1. By excluding home ownership costs (it instead contained rental values, at 23% of the CPI), the CPI based inflation index underestimated the rise in house prices. Between 1999 and 2006, the price-to-rent ratio shot up from 20.8 to 32.3. In 2004 alone, when the price-rent ratio increased by 12.3%, inflation should have been 6.2% instead of 3.3%. As measured by the Case-Shiller 10 city index, the accumulated inflation in home-ownership costs between January 1999 and June 2006 was 151%, but the CPI measured a mere 23% increase. With home price increases outside the inflation scanner, monetary policy was allowed a free run. It appears that India is not alone in having problems with its inflation index!
2. During the previous housing bubbles in 1976-79 and 1986-89, the Fed had raised rates as the bubble was getting inflated, thereby probably contributing to its slow deflation. The present bubble, which started in 1997, was interestingly accompanied by lowering of rates, relaxed lending standards, and tax-free capital gains. When the Federal funds rate finally started rising in May 2004, the housing prices had taken a momentum of its own.
3. The equity markets tracked the housing market with a small lag, as indicated in the graph below. Housing peaked in early 2006. Losses from the mortgage market began to infect the financial system in 2006; asset prices in that sector began to decline at the end of 2006.
4. The most definitive signs of a bubble bursting came by the middle of 2007, as the cost of insuring new mortgage-backed securities skyrocketed, leading to steep declines in issuance of mortage backed securities and squeezing of the mortgage financing market. Sub-prime originations almost dried up, plummeting from $160 billion in the third quarter of 2006 to $28 billion in the third quarter of 2007 and mortgage-backed security issuance fell comparably, from $483 billion in all of 2006 to only $30.7 billion in the third quarter of 2007. The liquidity generated by housing had dried up.
5. Though the dot com bubble wiped out $10 trillion in assets, the effects of the mortgage bubble which wiped out more than $3 trillion, has been much more devastating. In the equities-market downturn early in this decade, declining assets were held by institutional and individual investors that either owned the assets outright, or held only a small fraction on margin, so losses were absorbed by their owners.

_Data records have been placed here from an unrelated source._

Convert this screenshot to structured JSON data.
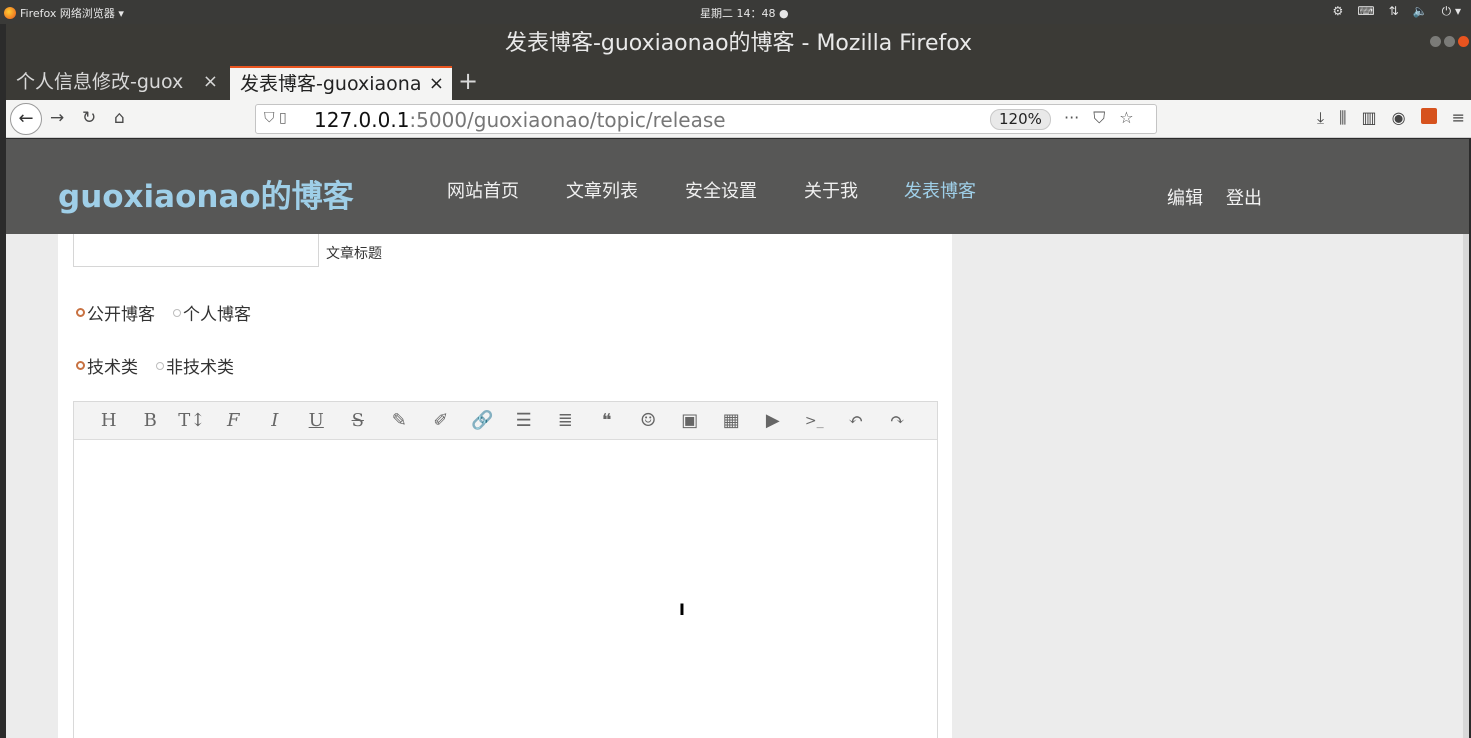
{
  "os": {
    "app_menu": "Firefox 网络浏览器 ▾",
    "clock": "星期二 14：48 ●",
    "tray": [
      "⚙",
      "⌨",
      "⇅",
      "🔈",
      "⏻ ▾"
    ]
  },
  "window": {
    "title": "发表博客-guoxiaonao的博客 - Mozilla Firefox"
  },
  "tabs": [
    {
      "label": "个人信息修改-guox",
      "close": "×"
    },
    {
      "label": "发表博客-guoxiaona",
      "close": "×"
    }
  ],
  "newtab": "+",
  "nav": {
    "back": "←",
    "forward": "→",
    "reload": "↻",
    "home": "⌂",
    "url_host": "127.0.0.1",
    "url_path": ":5000/guoxiaonao/topic/release",
    "zoom": "120%",
    "url_actions": [
      "···",
      "⛉",
      "☆"
    ],
    "toolbar_icons": [
      "⤓",
      "⫼",
      "▥",
      "◉"
    ],
    "menu": "≡"
  },
  "site": {
    "brand": "guoxiaonao的博客",
    "menu": [
      "网站首页",
      "文章列表",
      "安全设置",
      "关于我",
      "发表博客"
    ],
    "edit": "编辑",
    "logout": "登出"
  },
  "form": {
    "title_label": "文章标题",
    "visibility": [
      "公开博客",
      "个人博客"
    ],
    "category": [
      "技术类",
      "非技术类"
    ]
  },
  "editor": {
    "toolbar": [
      "H",
      "B",
      "T↕",
      "F",
      "I",
      "U",
      "S",
      "✎",
      "✐",
      "🔗",
      "☰",
      "≣",
      "❝",
      "☺",
      "▣",
      "▦",
      "▶",
      ">_",
      "↶",
      "↷"
    ],
    "cursor": "I"
  }
}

In the current crisis, declining housing assets were often, in effect, purchased between 90% and 100% on margin. As millions of homes became worth less than the loans on them (it was estimated that 10.5 million homes had negative equity), huge losses have been transmitted to lending institutions, investment banks, investors in mortgage-backed securities, sellers of credit default swaps, and the insurer of last resort, the U.S. Treasury. The interest-only adjustable-rate mortgage (ARM), and the negative-equity option ARMs, mortgages at teaser rates etc, coupled with securitization and leverage meant that the scale of penetration of the bubble was spectacularly deep and all-pervasive in the financial system. As Smith and Gjerstad write,
"Why does one crash cause minimal damage to the financial system, so that the economy can pick itself up quickly, while another crash leaves a devastated financial sector in the wreckage? The hypothesis we propose is that a financial crisis that originates in consumer debt, especially consumer debt concentrated at the low end of the wealth and income distribution, can be transmitted quickly and forcefully into the financial system. It appears that we're witnessing the second great consumer debt crash (first being the Great Depression), the end of a massive consumption binge."